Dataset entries
──────────────────────────────

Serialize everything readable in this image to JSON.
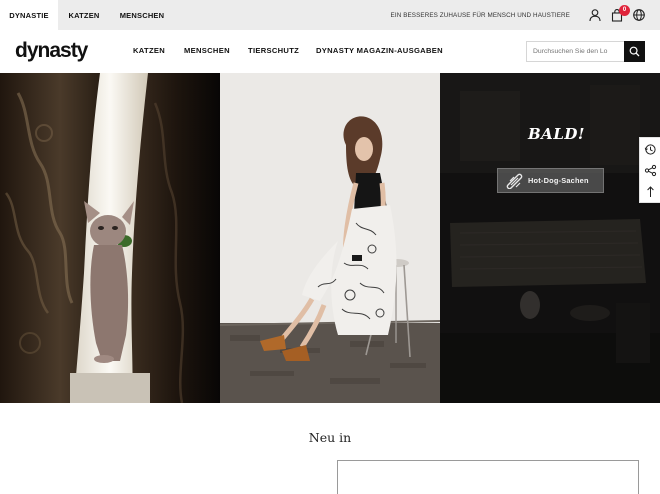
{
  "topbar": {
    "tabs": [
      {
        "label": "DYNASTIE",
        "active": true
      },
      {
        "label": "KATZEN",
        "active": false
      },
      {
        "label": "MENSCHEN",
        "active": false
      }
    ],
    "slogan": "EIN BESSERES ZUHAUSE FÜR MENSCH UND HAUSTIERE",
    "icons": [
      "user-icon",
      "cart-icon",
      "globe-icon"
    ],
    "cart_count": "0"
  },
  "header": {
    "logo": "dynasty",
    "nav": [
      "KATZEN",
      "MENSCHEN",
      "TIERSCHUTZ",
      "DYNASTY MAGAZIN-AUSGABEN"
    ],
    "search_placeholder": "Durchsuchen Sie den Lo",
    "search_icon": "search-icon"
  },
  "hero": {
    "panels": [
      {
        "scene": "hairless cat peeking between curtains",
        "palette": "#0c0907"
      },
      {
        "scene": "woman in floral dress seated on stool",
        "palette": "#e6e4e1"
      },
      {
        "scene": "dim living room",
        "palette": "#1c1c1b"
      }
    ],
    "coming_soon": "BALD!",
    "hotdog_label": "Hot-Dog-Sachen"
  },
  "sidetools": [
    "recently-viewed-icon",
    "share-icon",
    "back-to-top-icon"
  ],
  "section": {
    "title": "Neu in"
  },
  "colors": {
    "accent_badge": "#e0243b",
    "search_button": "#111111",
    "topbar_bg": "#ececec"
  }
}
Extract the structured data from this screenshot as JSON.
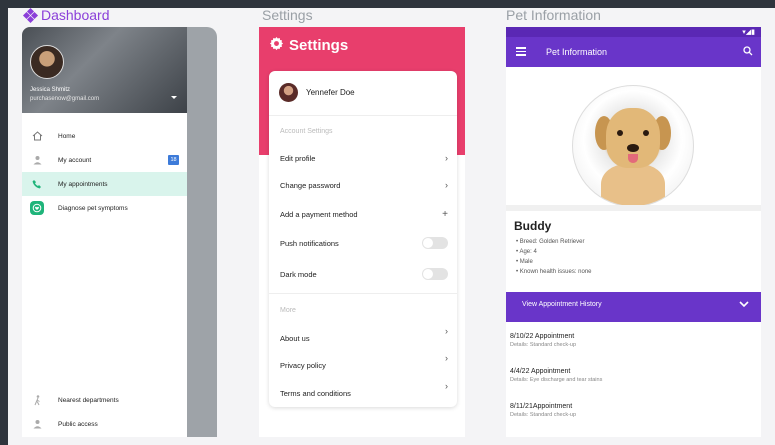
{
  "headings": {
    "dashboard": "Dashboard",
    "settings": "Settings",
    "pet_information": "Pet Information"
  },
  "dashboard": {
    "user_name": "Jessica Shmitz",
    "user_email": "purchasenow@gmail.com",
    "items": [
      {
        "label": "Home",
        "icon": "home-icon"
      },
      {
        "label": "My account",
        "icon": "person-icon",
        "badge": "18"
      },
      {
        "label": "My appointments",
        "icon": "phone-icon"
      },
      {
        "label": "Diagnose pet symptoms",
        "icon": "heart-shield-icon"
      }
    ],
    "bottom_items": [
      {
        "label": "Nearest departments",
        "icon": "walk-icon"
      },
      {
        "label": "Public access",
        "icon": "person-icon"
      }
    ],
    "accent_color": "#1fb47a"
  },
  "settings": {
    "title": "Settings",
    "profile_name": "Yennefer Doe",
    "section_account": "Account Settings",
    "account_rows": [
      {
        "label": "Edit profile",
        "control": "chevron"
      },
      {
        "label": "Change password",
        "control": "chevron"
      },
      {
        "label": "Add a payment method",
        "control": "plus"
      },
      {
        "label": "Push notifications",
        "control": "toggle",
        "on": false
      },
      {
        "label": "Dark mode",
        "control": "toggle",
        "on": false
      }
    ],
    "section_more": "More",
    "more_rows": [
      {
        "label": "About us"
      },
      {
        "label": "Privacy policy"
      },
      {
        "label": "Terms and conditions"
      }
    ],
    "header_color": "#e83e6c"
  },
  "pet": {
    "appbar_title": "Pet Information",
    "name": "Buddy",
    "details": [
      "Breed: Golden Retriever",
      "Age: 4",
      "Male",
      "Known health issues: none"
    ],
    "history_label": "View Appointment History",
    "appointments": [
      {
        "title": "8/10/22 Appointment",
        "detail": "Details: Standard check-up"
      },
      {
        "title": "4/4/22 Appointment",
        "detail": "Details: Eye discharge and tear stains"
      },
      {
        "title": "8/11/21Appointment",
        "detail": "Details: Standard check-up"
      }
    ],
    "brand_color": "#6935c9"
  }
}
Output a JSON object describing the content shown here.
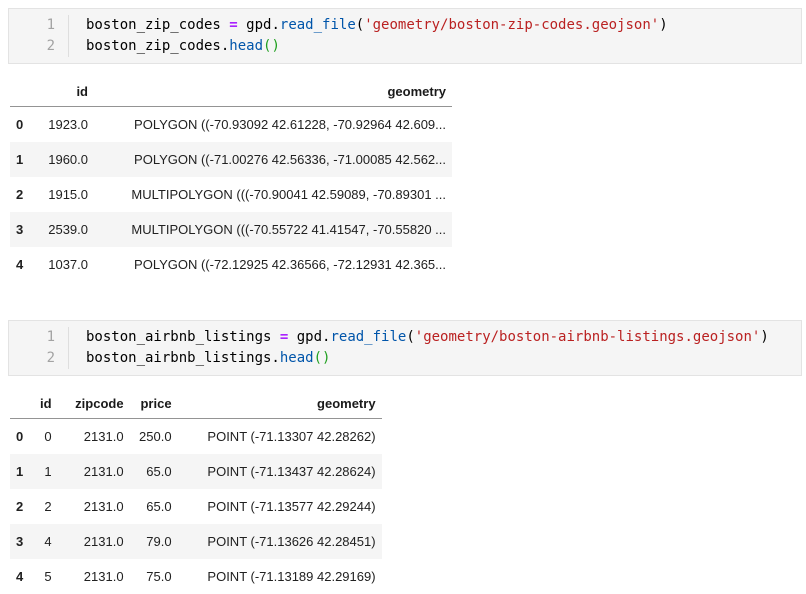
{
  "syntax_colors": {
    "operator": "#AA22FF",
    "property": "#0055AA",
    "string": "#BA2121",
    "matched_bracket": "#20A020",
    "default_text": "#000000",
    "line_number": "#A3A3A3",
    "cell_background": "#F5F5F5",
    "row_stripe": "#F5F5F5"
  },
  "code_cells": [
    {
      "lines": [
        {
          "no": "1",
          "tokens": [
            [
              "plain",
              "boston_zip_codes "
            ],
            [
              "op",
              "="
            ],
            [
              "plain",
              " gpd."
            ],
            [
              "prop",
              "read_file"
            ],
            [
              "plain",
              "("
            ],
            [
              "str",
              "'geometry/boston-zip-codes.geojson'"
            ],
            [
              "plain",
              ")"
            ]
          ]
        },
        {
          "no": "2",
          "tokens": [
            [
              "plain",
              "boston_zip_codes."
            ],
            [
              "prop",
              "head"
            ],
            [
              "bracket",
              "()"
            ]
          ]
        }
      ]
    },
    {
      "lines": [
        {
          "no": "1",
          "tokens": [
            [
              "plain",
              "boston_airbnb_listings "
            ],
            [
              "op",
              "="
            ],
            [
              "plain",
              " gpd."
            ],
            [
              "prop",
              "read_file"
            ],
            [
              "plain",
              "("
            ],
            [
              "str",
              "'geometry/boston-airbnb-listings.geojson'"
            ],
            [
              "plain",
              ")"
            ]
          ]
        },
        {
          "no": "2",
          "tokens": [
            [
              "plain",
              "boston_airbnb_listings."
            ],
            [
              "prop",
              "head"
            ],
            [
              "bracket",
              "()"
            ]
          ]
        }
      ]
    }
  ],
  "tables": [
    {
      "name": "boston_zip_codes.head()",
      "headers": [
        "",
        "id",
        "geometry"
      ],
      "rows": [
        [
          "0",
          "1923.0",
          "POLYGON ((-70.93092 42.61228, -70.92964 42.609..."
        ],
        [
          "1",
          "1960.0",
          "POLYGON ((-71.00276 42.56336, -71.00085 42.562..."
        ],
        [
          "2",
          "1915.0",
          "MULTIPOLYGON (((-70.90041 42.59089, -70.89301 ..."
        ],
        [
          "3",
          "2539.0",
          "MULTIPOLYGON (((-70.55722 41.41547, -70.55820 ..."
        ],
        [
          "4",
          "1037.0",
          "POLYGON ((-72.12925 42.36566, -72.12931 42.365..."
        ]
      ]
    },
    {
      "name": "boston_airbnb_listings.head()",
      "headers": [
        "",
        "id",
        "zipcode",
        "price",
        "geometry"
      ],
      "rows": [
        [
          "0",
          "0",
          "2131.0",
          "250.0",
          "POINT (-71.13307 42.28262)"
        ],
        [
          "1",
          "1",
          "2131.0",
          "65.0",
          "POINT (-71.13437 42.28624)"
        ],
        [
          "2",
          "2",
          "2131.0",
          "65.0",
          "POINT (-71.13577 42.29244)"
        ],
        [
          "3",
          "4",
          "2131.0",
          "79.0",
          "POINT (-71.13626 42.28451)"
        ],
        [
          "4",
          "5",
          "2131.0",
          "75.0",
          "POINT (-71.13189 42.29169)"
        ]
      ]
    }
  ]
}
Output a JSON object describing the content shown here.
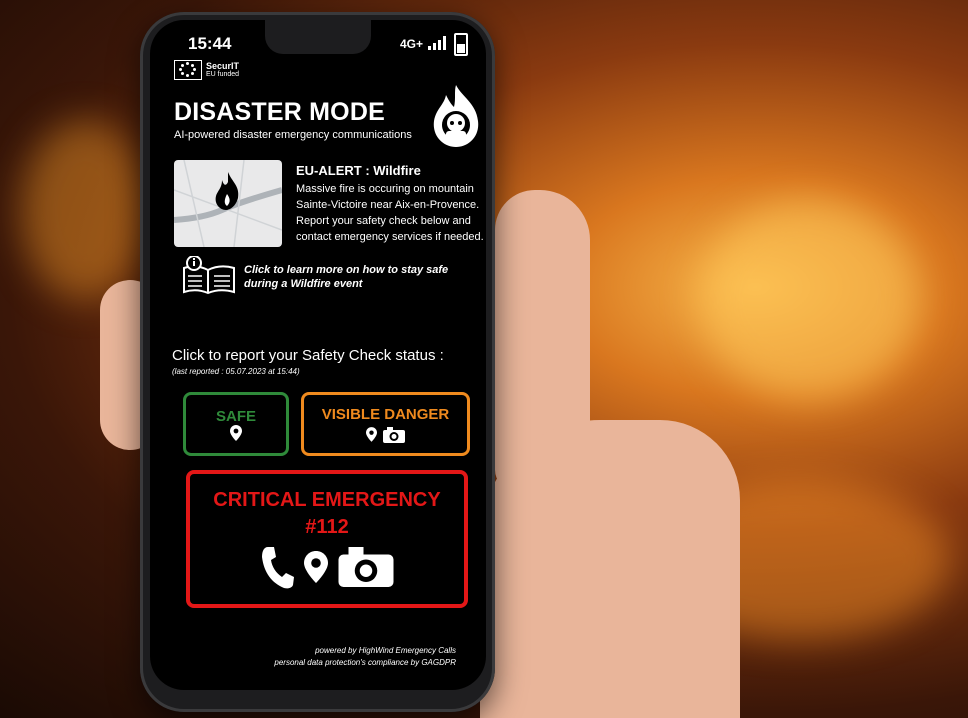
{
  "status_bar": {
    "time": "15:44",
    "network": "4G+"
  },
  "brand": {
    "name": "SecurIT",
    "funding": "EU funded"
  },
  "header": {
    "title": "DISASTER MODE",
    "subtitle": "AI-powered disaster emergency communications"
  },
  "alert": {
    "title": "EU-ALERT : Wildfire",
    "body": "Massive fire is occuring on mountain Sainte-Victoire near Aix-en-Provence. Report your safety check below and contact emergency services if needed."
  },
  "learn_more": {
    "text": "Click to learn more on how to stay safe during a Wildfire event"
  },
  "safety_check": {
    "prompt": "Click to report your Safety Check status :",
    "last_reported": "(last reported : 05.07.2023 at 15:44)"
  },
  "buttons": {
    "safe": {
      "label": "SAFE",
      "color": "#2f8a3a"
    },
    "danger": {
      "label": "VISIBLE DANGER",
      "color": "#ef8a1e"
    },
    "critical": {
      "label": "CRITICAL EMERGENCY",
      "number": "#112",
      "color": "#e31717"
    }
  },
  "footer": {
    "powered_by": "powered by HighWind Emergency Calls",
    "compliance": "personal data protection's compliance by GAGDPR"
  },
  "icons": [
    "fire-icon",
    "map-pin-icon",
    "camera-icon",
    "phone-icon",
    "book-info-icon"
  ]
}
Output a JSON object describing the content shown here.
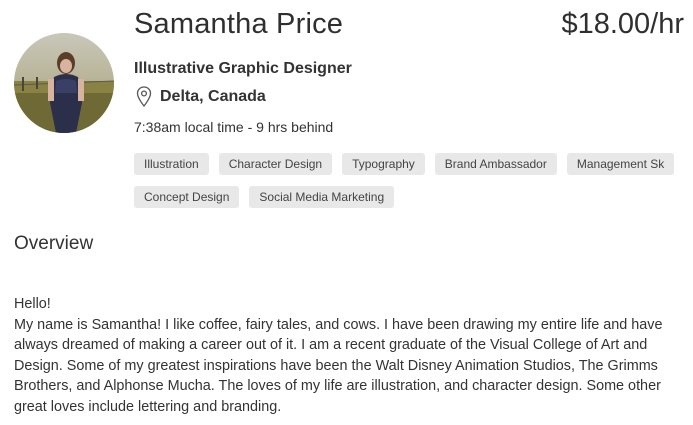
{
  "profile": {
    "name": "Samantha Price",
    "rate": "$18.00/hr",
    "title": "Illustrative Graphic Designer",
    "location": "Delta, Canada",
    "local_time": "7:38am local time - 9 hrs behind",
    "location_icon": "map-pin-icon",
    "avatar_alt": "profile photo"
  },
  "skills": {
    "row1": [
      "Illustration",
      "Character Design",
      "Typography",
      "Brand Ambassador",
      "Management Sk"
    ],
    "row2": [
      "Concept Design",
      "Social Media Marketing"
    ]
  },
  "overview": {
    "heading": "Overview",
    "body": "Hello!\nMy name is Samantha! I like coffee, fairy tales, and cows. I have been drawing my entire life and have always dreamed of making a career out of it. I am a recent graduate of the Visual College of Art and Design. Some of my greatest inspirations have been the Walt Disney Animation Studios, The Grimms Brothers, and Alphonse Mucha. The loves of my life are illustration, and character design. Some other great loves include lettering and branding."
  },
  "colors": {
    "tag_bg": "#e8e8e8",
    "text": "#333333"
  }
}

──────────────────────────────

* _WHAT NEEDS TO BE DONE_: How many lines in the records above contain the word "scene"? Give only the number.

* _RESPONSE AREA_: 3